Question Time

I’ve just watched a recording of this week’s BBC Question Time, a Thursday evening tv show that assembles a few people who can speak about whatever subjects the audience (both in the studio and having submitted questions beforehand) think are newsworthy. It doesn’t matter if they know nothing provided they can speak convincingly.

Gary Lineker is an ex-English football player who transitioned seamlessly into the profession of sports presenter. He’s articulate, witty, and universally liked. Well, pretty-much. He tweets about issues affecting the disadvantaged, i.e. those without a voice, who battle against a political and social system set up to deny them often basic human rights. He tweets about politics.

Some of his latest tweets mentioned the UK Conservative (right wing) government’s proposed law to prohibit people claiming asylum if they enter the country using any illegal means, with a policy to then deport them to another country without hearing any asylum claim. Crucially, when they are deported the UK will bar them from ever again applying for asylum.

Now of course this ignores the United Kingdom’s international legal obligations to treat asylum seekers fairly. And it implicitly defines ‘illegal’ as whatever the government says it is. And it makes things legal in this country that will be frowned upon by other more tolerant countries, and ignores the people who drew up our once world-class democracy.
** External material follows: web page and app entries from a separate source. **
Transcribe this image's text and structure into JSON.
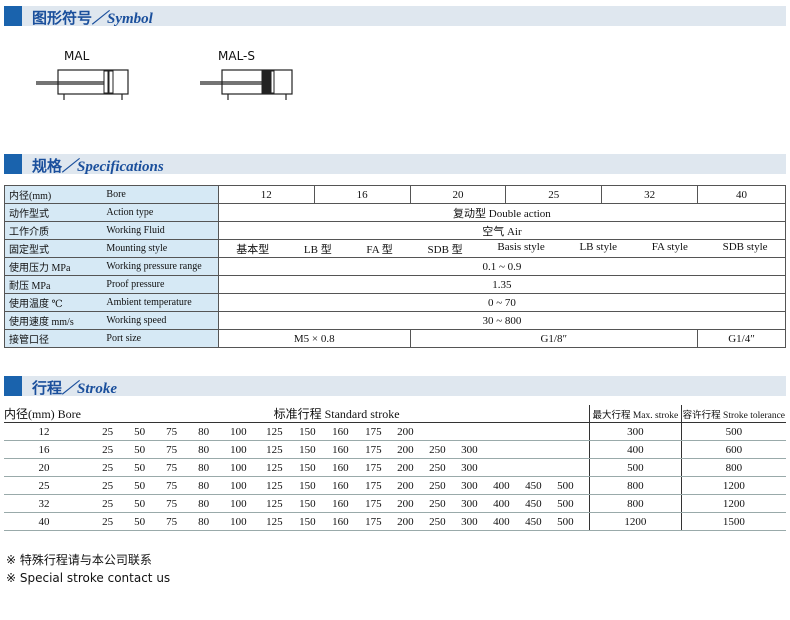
{
  "sections": {
    "symbol": {
      "cn": "图形符号",
      "en": "／Symbol"
    },
    "spec": {
      "cn": "规格",
      "en": "／Specifications"
    },
    "stroke": {
      "cn": "行程",
      "en": "／Stroke"
    }
  },
  "symbols": {
    "left": "MAL",
    "right": "MAL-S"
  },
  "spec": {
    "rows": [
      {
        "cn": "内径(mm)",
        "en": "Bore"
      },
      {
        "cn": "动作型式",
        "en": "Action type"
      },
      {
        "cn": "工作介质",
        "en": "Working Fluid"
      },
      {
        "cn": "固定型式",
        "en": "Mounting style"
      },
      {
        "cn": "使用压力 MPa",
        "en": "Working pressure range"
      },
      {
        "cn": "耐压 MPa",
        "en": "Proof pressure"
      },
      {
        "cn": "使用温度 ℃",
        "en": "Ambient temperature"
      },
      {
        "cn": "使用速度 mm/s",
        "en": "Working speed"
      },
      {
        "cn": "接管口径",
        "en": "Port size"
      }
    ],
    "bores": [
      "12",
      "16",
      "20",
      "25",
      "32",
      "40"
    ],
    "action": "复动型 Double action",
    "fluid": "空气 Air",
    "mounting": [
      "基本型",
      "LB 型",
      "FA 型",
      "SDB 型",
      "Basis style",
      "LB style",
      "FA style",
      "SDB style"
    ],
    "pressure": "0.1 ~ 0.9",
    "proof": "1.35",
    "temp": "0 ~ 70",
    "speed": "30 ~ 800",
    "ports": [
      "M5 × 0.8",
      "G1/8″",
      "G1/4″"
    ]
  },
  "stroke": {
    "headers": {
      "bore": "内径(mm) Bore",
      "std": "标准行程   Standard stroke",
      "max": "最大行程 Max. stroke",
      "tol": "容许行程 Stroke tolerance"
    },
    "rows": [
      {
        "bore": "12",
        "strokes": [
          "25",
          "50",
          "75",
          "80",
          "100",
          "125",
          "150",
          "160",
          "175",
          "200"
        ],
        "max": "300",
        "tol": "500"
      },
      {
        "bore": "16",
        "strokes": [
          "25",
          "50",
          "75",
          "80",
          "100",
          "125",
          "150",
          "160",
          "175",
          "200",
          "250",
          "300"
        ],
        "max": "400",
        "tol": "600"
      },
      {
        "bore": "20",
        "strokes": [
          "25",
          "50",
          "75",
          "80",
          "100",
          "125",
          "150",
          "160",
          "175",
          "200",
          "250",
          "300"
        ],
        "max": "500",
        "tol": "800"
      },
      {
        "bore": "25",
        "strokes": [
          "25",
          "50",
          "75",
          "80",
          "100",
          "125",
          "150",
          "160",
          "175",
          "200",
          "250",
          "300",
          "400",
          "450",
          "500"
        ],
        "max": "800",
        "tol": "1200"
      },
      {
        "bore": "32",
        "strokes": [
          "25",
          "50",
          "75",
          "80",
          "100",
          "125",
          "150",
          "160",
          "175",
          "200",
          "250",
          "300",
          "400",
          "450",
          "500"
        ],
        "max": "800",
        "tol": "1200"
      },
      {
        "bore": "40",
        "strokes": [
          "25",
          "50",
          "75",
          "80",
          "100",
          "125",
          "150",
          "160",
          "175",
          "200",
          "250",
          "300",
          "400",
          "450",
          "500"
        ],
        "max": "1200",
        "tol": "1500"
      }
    ]
  },
  "notes": [
    "※ 特殊行程请与本公司联系",
    "※ Special stroke contact us"
  ]
}
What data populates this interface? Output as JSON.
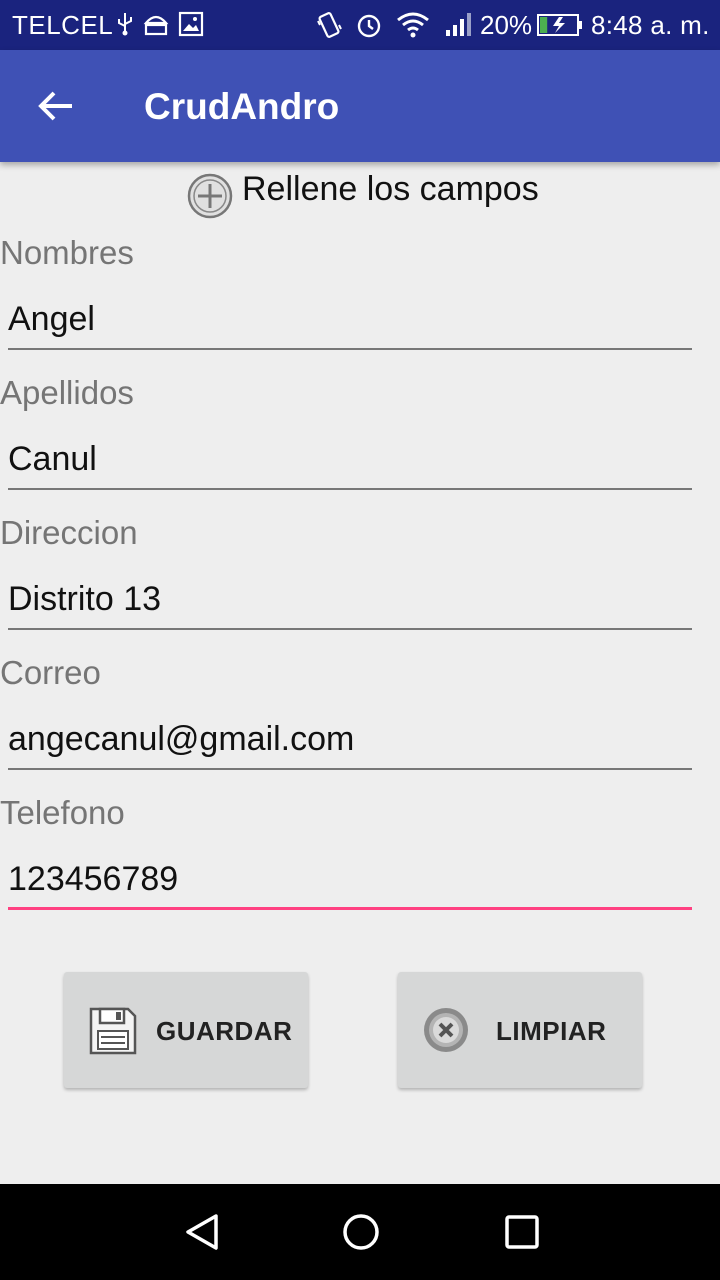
{
  "status_bar": {
    "carrier": "TELCEL",
    "battery_percent": "20%",
    "battery_level": 0.2,
    "time": "8:48 a. m.",
    "icons": [
      "usb-icon",
      "android-debug-icon",
      "image-icon",
      "vibrate-icon",
      "alarm-icon",
      "wifi-icon",
      "signal-icon",
      "battery-charging-icon"
    ]
  },
  "app_bar": {
    "title": "CrudAndro",
    "back_icon": "arrow-back-icon",
    "color": "#3f51b5"
  },
  "form": {
    "heading": "Rellene los campos",
    "heading_icon": "add-circle-icon",
    "fields": [
      {
        "label": "Nombres",
        "value": "Angel"
      },
      {
        "label": "Apellidos",
        "value": "Canul"
      },
      {
        "label": "Direccion",
        "value": "Distrito 13"
      },
      {
        "label": "Correo",
        "value": "angecanul@gmail.com"
      },
      {
        "label": "Telefono",
        "value": "123456789"
      }
    ],
    "focused_field": "Telefono",
    "accent_color": "#ff4081"
  },
  "buttons": {
    "save": {
      "label": "GUARDAR",
      "icon": "floppy-disk-icon"
    },
    "clear": {
      "label": "LIMPIAR",
      "icon": "clear-circle-icon"
    }
  },
  "nav_bar": {
    "icons": [
      "back-triangle-icon",
      "home-circle-icon",
      "recents-square-icon"
    ]
  }
}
Gary Lineker works for the BBC. His contract is as a freelancer so his political views are irrelevant when it comes to what he says outside work, a fact established as far back as 2016 after one of his Brexit tweets. But neither the assembled Question Time panel nor the chair (who also works for the BBC) mentioned this, or even alluded to it. Instead, speculation and opinion were allowed to muddy the waters. I’m certain the producers of the show would have the facts to hand, but to stifle the question at the outset wouldn’t have been as entertaining would it.

If he was a political journalist the rules would be different. But he’s not.

So what did he say when accused of having inflammatory views?

“There is no huge influx. We take far fewer refugees than other major European countries. This is just an immeasurably cruel policy directed at the most vulnerable people in language that is not dissimilar to that used by Germany in the 30s, and I’m out of order?”

The right wing backlash was immediate, from government ministers to the right-wing press. It actually surprised me how many people from all parts of the political spectrum espouse the concept of free speech for everyone whilst making it plain that Mr Lineker isn’t entitled to any.

And so, because the right wing now runs the BBC, the BBC told him that he can not resume his broadcasting duties until the matter is resolved. It “decided that he will step back from presenting Match of the Day until we’ve got an agreed and clear position on his use of social media”.

There was a clear position, a precedent set in 2016 after his Brexit tweets, but the BBC ignored it this week.

And all of his colleagues, and everyone conceivably able to present, when asked to step into his shoes, declined. Because that’s the right thing to do. (More here).